Swiss giant Sandoz to buy Genetic Therapy


In the latest example of the consolidating biotechnology industry, Genetic Therapy Inc. agreed yesterday to be acquired by a Swiss pharmaceutical and food conglomerate for roughly $295 million.

The purchase of the Gaithersburg-based genetic research firm by Sandoz AG is expected to provide Genetic Therapy with not only an immediate infusion of cash, but the resources for future research and development activities.

Most immediately, the Sandoz investment will provide Genetic Therapy with the necessary capital -- estimated at between $400 million and $600 million -- required to develop, test and market a new treatment used in the treatment of malignant brain tumors in children.

"Developing any pharmaceutical product, as we have found, takes vast amounts of capital," said M. James Barrett, Genetic Therapy's chairman and chief executive. "As an independent public company, financing was always uppermost in our minds. With Sandoz, decisions can now be made on the merits of a program, instead of being made on the basis of financing."

The brain tumor treatment, which Genetic Therapy is developing in conjunction with Sandoz, involves injecting cells into patients with tumors following surgery. It is undergoing clinical trials at three American universities.

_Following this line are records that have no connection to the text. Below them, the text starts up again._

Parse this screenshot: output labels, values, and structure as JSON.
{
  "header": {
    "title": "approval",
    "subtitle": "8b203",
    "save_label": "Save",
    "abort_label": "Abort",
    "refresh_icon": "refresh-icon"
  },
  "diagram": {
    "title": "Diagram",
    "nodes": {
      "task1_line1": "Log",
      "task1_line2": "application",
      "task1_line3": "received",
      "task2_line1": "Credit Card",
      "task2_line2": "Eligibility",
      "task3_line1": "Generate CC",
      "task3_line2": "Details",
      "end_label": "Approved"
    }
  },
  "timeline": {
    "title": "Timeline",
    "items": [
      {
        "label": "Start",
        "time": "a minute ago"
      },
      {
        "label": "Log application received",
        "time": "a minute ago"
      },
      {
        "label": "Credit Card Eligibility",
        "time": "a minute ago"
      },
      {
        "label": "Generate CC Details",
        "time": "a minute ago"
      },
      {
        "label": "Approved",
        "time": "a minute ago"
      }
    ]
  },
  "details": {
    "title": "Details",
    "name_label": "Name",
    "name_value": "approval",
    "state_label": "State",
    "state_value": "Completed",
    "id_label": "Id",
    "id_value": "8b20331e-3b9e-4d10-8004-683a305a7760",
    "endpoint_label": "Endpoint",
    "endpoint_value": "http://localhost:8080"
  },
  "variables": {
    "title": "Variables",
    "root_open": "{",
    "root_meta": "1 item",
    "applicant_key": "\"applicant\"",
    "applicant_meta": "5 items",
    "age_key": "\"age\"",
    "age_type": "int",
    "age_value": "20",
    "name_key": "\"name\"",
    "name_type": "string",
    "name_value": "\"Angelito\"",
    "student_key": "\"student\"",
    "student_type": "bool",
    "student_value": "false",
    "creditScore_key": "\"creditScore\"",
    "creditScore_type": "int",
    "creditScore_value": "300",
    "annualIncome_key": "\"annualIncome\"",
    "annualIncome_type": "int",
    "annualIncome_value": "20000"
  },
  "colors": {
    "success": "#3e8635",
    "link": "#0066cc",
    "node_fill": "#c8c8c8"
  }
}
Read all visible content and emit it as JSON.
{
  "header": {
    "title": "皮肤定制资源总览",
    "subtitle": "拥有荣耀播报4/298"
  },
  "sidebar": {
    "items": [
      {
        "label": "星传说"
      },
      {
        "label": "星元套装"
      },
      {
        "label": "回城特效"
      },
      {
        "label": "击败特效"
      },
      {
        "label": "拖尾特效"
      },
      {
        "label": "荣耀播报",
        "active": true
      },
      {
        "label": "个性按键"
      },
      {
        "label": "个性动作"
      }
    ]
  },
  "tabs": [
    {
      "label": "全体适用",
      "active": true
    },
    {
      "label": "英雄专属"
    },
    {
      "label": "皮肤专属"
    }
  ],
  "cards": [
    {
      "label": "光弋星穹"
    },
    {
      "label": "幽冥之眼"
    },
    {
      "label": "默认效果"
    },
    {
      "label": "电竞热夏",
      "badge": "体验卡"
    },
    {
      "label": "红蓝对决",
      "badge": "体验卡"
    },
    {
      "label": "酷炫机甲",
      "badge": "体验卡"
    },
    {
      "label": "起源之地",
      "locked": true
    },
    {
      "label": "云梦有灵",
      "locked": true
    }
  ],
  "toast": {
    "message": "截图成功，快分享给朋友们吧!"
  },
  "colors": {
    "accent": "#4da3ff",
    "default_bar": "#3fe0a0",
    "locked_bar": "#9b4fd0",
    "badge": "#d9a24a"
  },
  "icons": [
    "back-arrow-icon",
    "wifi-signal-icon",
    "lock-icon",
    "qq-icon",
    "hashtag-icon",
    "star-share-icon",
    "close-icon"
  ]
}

Genetic Therapy had previously received an exclusive license to commercialize the treatment from the National Institutes of Health. About 8,000 infants and children are affected by brain tumors in the United States and Europe each year.

In addition to capital, the Swiss firm is expected to provide Genetic Therapy with marketing, product development, regulatory and international sales expertise.

"This transaction reflects the realities of the biotech industry today," said Charles W. Newhall III, a Genetic Therapy board member and general partner of venture capitalist firm New Enterprise Associates Inc., which owns nearly 5 percent of the company's outstanding shares. "The model for fund-raising in the industry has changed."

Sandoz last year had $12.3 billion in sales and operations in more than 60 countries, and purchased baby food manufacturer Gerber Products Co. for $3.7 billion.

For Sandoz, the Genetic Therapy acquisition establishes an immediate entry into both the evolving and growing genetic research industry and the U.S. market. It hopes to complete the transaction by Aug. 10.

"As science evolves, so does judgment," said Dr. Daniel Vasella, chief executive of Sandoz Pharma Ltd., in an interview yesterday from Switzerland. "And we believe genetic therapy will become an increasingly important practice in the next century."

Sandoz is willing to wait at least that long. The Swiss company said it doesn't expect Genetic Therapy to contribute to its revenues until at least 2000, when it may begin manufacturing and marketing of its brain tumor treatment.

"There is no question this is a long-term investment," Mr. Vasella said. "The relevant question for us is, 'Where is the technical know-how?' "

Sandoz expects to complete the Genetic Therapy takeover by buying its 12.6 million outstanding shares of stock for $21 per share. Thus far, Sandoz has reached agreement to purchase 4.2 million shares, which will raise its stake in Genetic Therapy to 35.6 percent.

The news of the acquisition sent Genetic Therapy shares skyrocketing, closing up 37 percent to $20.87 per common share from last week. The $5.62 per share increase, on a volume of 1.57 million shares traded, was the largest in Genetic Therapy's nine-year history.

Sandoz has had a relationship with Genetic Therapy since November 1991, when it invested $10 million through a stock purchase and pledged millions for research. In 1993 and 1994, Sandoz granted Genetic Therapy $8 million for research.

"This comes as little surprise, because Sandoz has been involved with them for years," said R. Brandon Fradd, a Montgomery Securities Inc. analyst who tracks Genetic Therapy.

"I think it's a great move. It provides them with marketing muscle, and resources to develop products internationally."

Like most emerging biotechnology companies, though, Genetic Therapy has maintained a less than impressive balance sheet. Last year, for instance, the company posted a net loss of $5.5 million, or 42 cents per share, its best year since 1991.

Still, analysts noted that its sales of $14.1 million in 1994, a threefold jump from the previous year, combined with a strong asset base of $80 million, made Genetic Therapy one of the nation's leading biotechnology firms.

In addition to the brain tumor treatment, Genetic Therapy is also working on ways to combat cancer, cystic fibrosis, HIV and hemophilia. The company has been issued 50 patents for its work.


Headquarters: Gaithersburg, Md.

Employees: 150

Businesses: Gene therapy research and development

Chief executive: M.. James Barrett

1994 Revenues: $14.1 million

1994 Earnings (Loss): ($5.5 million)

Facilities: Headquarters and research laboratory


Headquarters: Basel, Switzerland

Employees: 50,000 worldwide

Businesses: Pharmaceuticals, nutrition, agriculture, construction and environment

Chief executive: Marc Moret

1994 Revenues: $12.3 billion

1994 Earnings: $1.49 billion

Facilities: Operations and joint ventures in 64 countries

Copyright © 2019, The Baltimore Sun, a Baltimore Sun Media Group publication | Place an Ad